The mentor, the love interest, the villain. All of these characters are general and mediocre. Though Woody Harrelson and Emilia Clarke put in some of the best performances, the characters they portray are completely forgettable. They are merely plot devices attempting to teach Han some lesson about morality or trust. At that, they have some success. Yet the Han at the end of the story is very much the same character who began it. The character undergoes no character development or growth. It’s as if the filmmakers set out to move the character physically throughout the universe without moving him emotionally. Afraid to present a different character than the one audiences are familiar with.
“Assume everyone will betray you and you will never be disappointed.”
The designs and worlds are the highlight of the film. The movie showcases many unique cultures within the Star Wars Universe. Playing in this sandbox has always been a designer’s game. Production Designer Neil Lamont and Costume Designers Glyn Dillon and David Crossman give every set piece and background character their own identity. It gives the entire universe that “lived in” feeling. However, that uniqueness never crosses over to the characters themselves. Though each is well-designed and thoroughly brought to life, they’re never quite given the time of day.
It’s the small corners of Solo: A Star Wars Story that end up shining brightly. The music by John Powell is particularly uplifting. The composer behind the How to Train Your Dragon scores knows exactly how to make an audience feel like they’re being lifted into thin air. His unique spin on the Star Wars themes will be floating around the minds of longtime fans well after the screening has ended. His orchestrations manage to create a sense of wonder and magic that is surprisingly untouched by the genius of John Williams. Of all the possible successors to Williams as de facto Star Wars Composer, Powell has the most potential.
Star Wars: The Last Jedi was a polarizing film. Fans reacted in different ways to the many story twists and turns that film contained. Whether the film was great Star Wars or not, it was brave in its way. The same can’t be said for Solo: A Star Wars Story.
The film hasn’t attempted to make many of the characters endearing. They’re simply vessels to deliver compliments to Han Solo. Or small prophetic whispers that spell out his inevitable future. Solo: A Star Wars Story never tries to create a colorful past for the young rogue. The film is only interested in propelling him into the trilogy from which he originates.
Audiences won’t learn anything new about Han. Solo: A Star Wars Story does not contribute much to the Star Wars mythology and legend. None of these characters are going to be missed; none of these “new” worlds are going to be longed for. As the memories of the forgettable action sequences and drawn-out shootouts fade, audiences won’t be left with much. Just the memories of a few cool designs. Many spent time worrying if Ehrenreich would make a good Harrison Ford. Apparently, not enough people spent their time worrying if Solo: A Star Wars Story would be a good film.

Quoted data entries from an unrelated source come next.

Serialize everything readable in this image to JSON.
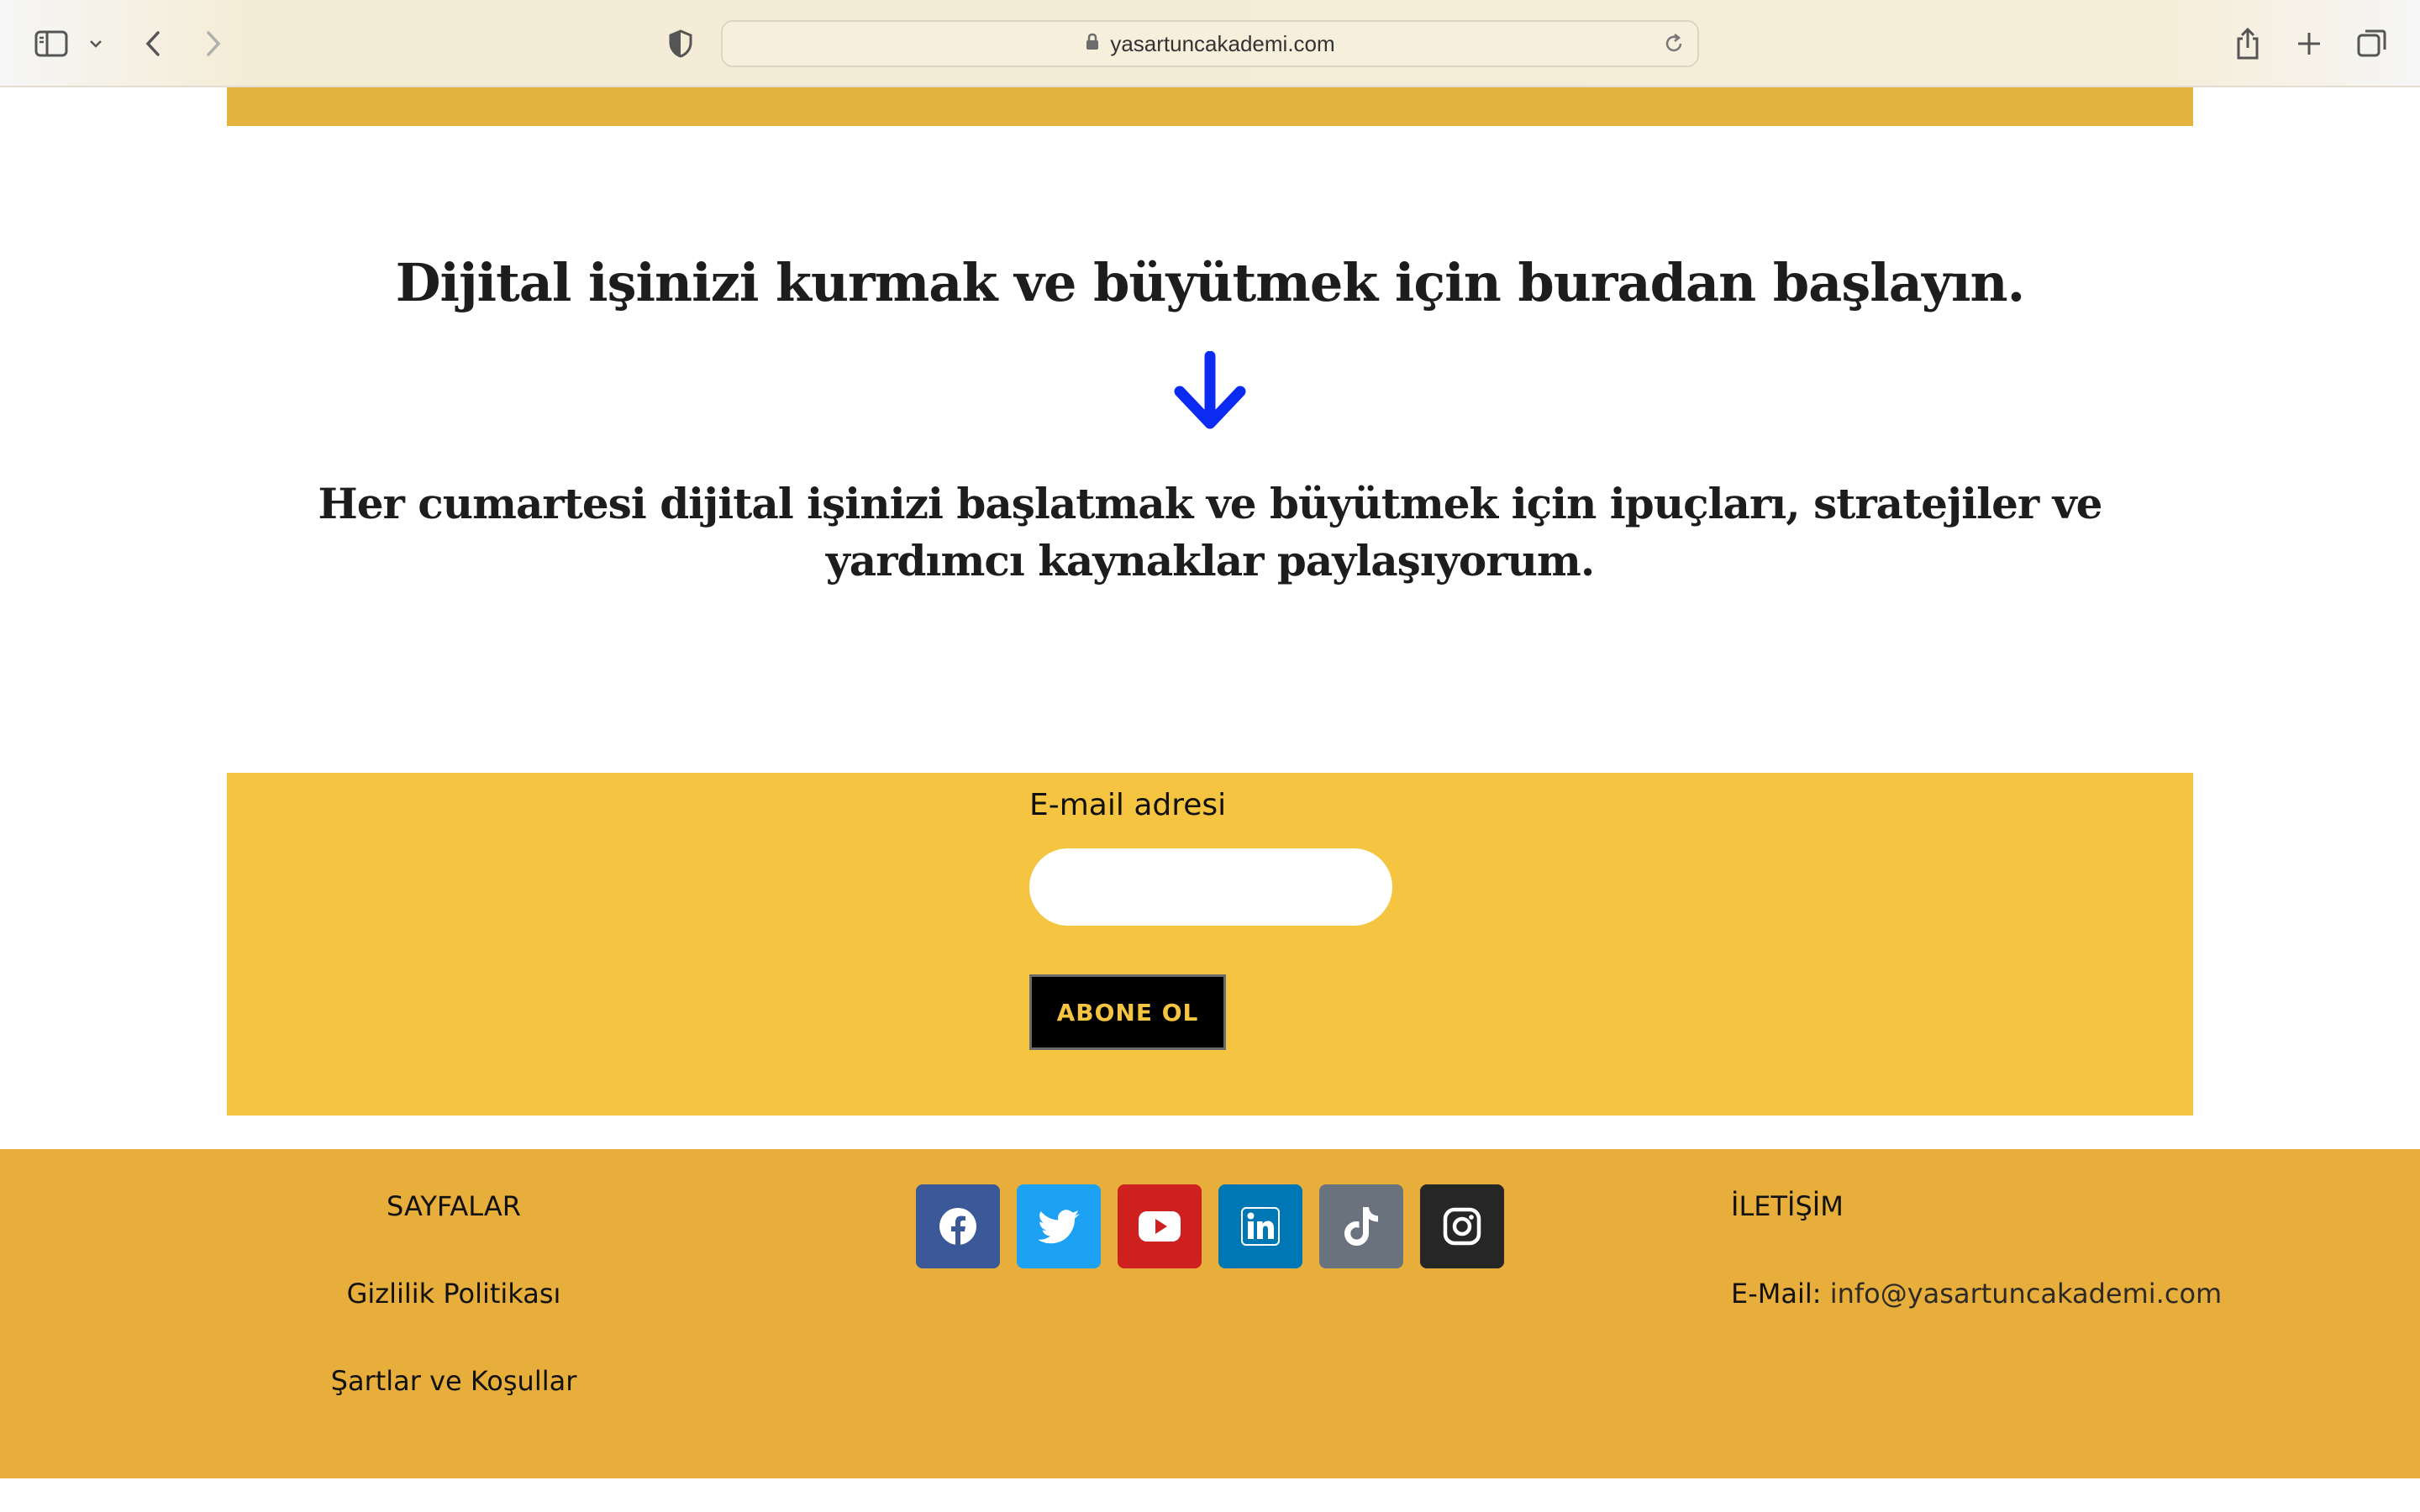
{
  "browser": {
    "url": "yasartuncakademi.com"
  },
  "hero": {
    "headline": "Dijital işinizi kurmak ve büyütmek için buradan başlayın.",
    "subline": "Her cumartesi dijital işinizi başlatmak ve büyütmek için ipuçları, stratejiler ve yardımcı kaynaklar paylaşıyorum.",
    "arrow_color": "#0b2bf2"
  },
  "signup": {
    "email_label": "E-mail adresi",
    "email_value": "",
    "subscribe_label": "ABONE OL",
    "background": "#f5c542"
  },
  "footer": {
    "pages_heading": "SAYFALAR",
    "links": [
      "Gizlilik Politikası",
      "Şartlar ve Koşullar"
    ],
    "social": [
      {
        "name": "facebook-icon",
        "color": "#3b5998"
      },
      {
        "name": "twitter-icon",
        "color": "#1da1f2"
      },
      {
        "name": "youtube-icon",
        "color": "#cd201f"
      },
      {
        "name": "linkedin-icon",
        "color": "#0077b5"
      },
      {
        "name": "tiktok-icon",
        "color": "#69727d"
      },
      {
        "name": "instagram-icon",
        "color": "#262626"
      }
    ],
    "contact_heading": "İLETİŞİM",
    "email_prefix": "E-Mail:",
    "email": "info@yasartuncakademi.com",
    "background": "#e8ae3b"
  }
}
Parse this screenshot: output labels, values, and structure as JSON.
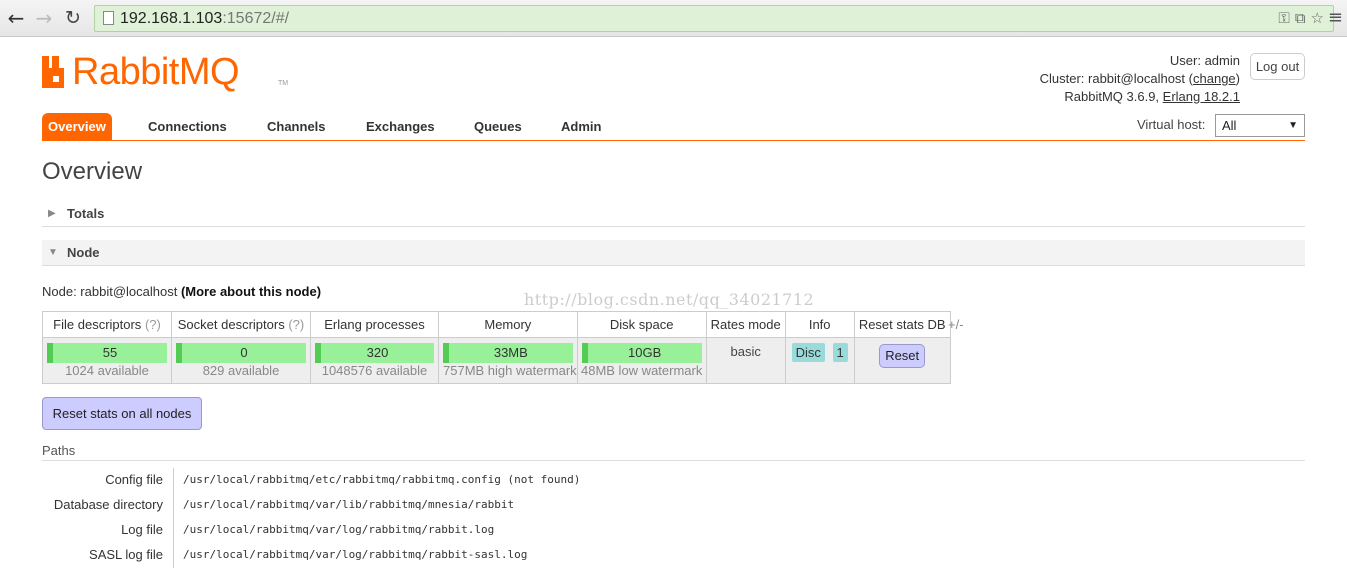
{
  "browser": {
    "url_host": "192.168.1.103",
    "url_rest": ":15672/#/"
  },
  "header": {
    "brand": "RabbitMQ",
    "user_label": "User:",
    "user": "admin",
    "cluster_label": "Cluster:",
    "cluster": "rabbit@localhost",
    "change_link": "change",
    "version": "RabbitMQ 3.6.9,",
    "erlang_link": "Erlang 18.2.1",
    "logout": "Log out"
  },
  "tabs": [
    {
      "label": "Overview",
      "active": true
    },
    {
      "label": "Connections"
    },
    {
      "label": "Channels"
    },
    {
      "label": "Exchanges"
    },
    {
      "label": "Queues"
    },
    {
      "label": "Admin"
    }
  ],
  "vhost": {
    "label": "Virtual host:",
    "selected": "All"
  },
  "page_title": "Overview",
  "sections": {
    "totals": "Totals",
    "node": "Node"
  },
  "node": {
    "prefix": "Node: rabbit@localhost",
    "more_link": "(More about this node)"
  },
  "watermark": "http://blog.csdn.net/qq_34021712",
  "stats_table": {
    "headers": {
      "file_desc": "File descriptors",
      "socket_desc": "Socket descriptors",
      "help": "(?)",
      "erlang": "Erlang processes",
      "memory": "Memory",
      "disk": "Disk space",
      "rates": "Rates mode",
      "info": "Info",
      "reset": "Reset stats DB"
    },
    "row": {
      "file_desc": {
        "value": "55",
        "sub": "1024 available"
      },
      "socket_desc": {
        "value": "0",
        "sub": "829 available"
      },
      "erlang": {
        "value": "320",
        "sub": "1048576 available"
      },
      "memory": {
        "value": "33MB",
        "sub": "757MB high watermark"
      },
      "disk": {
        "value": "10GB",
        "sub": "48MB low watermark"
      },
      "rates": "basic",
      "info_disc": "Disc",
      "info_count": "1",
      "reset_button": "Reset"
    },
    "plusminus": "+/-"
  },
  "reset_all_button": "Reset stats on all nodes",
  "paths": {
    "title": "Paths",
    "rows": [
      {
        "key": "Config file",
        "value": "/usr/local/rabbitmq/etc/rabbitmq/rabbitmq.config (not found)"
      },
      {
        "key": "Database directory",
        "value": "/usr/local/rabbitmq/var/lib/rabbitmq/mnesia/rabbit"
      },
      {
        "key": "Log file",
        "value": "/usr/local/rabbitmq/var/log/rabbitmq/rabbit.log"
      },
      {
        "key": "SASL log file",
        "value": "/usr/local/rabbitmq/var/log/rabbitmq/rabbit-sasl.log"
      }
    ]
  },
  "colors": {
    "brand_orange": "#ff6600",
    "bar_green": "#98f198",
    "button_lavender": "#ccccff",
    "badge_teal": "#99dbdb"
  }
}
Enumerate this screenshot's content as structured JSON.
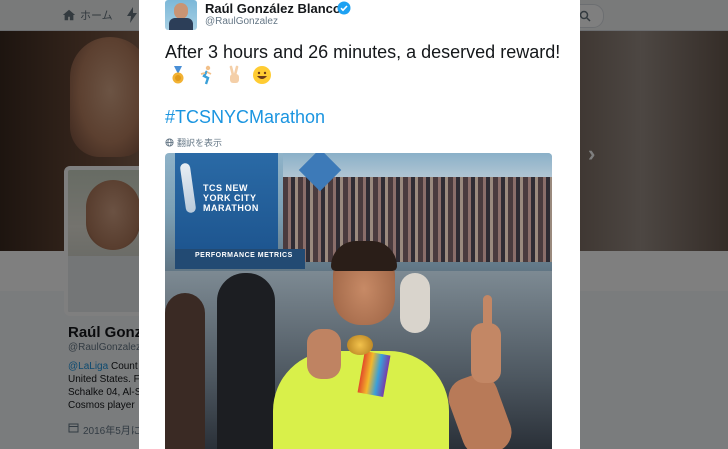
{
  "background_page": {
    "nav": {
      "home_label": "ホーム"
    },
    "profile": {
      "name": "Raúl Gonz",
      "handle": "@RaulGonzalez",
      "bio_lines": [
        {
          "link": "@LaLiga",
          "text": " Count"
        },
        {
          "text": "United States. F"
        },
        {
          "text": "Schalke 04, Al-S"
        },
        {
          "text": "Cosmos player"
        }
      ],
      "joined": "2016年5月に"
    }
  },
  "tweet": {
    "author": {
      "name": "Raúl González Blanco",
      "handle": "@RaulGonzalez",
      "verified": true
    },
    "text": "After 3 hours and 26 minutes, a deserved reward!",
    "emojis": [
      "medal-emoji",
      "runner-emoji",
      "victory-hand-emoji",
      "grinning-face-emoji"
    ],
    "hashtag": "#TCSNYCMarathon",
    "translate_label": "翻訳を表示",
    "photo": {
      "banner_text": "TCS NEW YORK CITY MARATHON",
      "metrics_text": "PERFORMANCE METRICS"
    }
  },
  "colors": {
    "link": "#1b95e0",
    "text": "#14171a",
    "muted": "#657786"
  }
}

- Alden Ehrenreich Does a Solid Job as Han Solo
- Fascinating Designs and Cultures
- Pointless Story and Plot
- Forgettable Supporting Cast
- No Character Development or Growth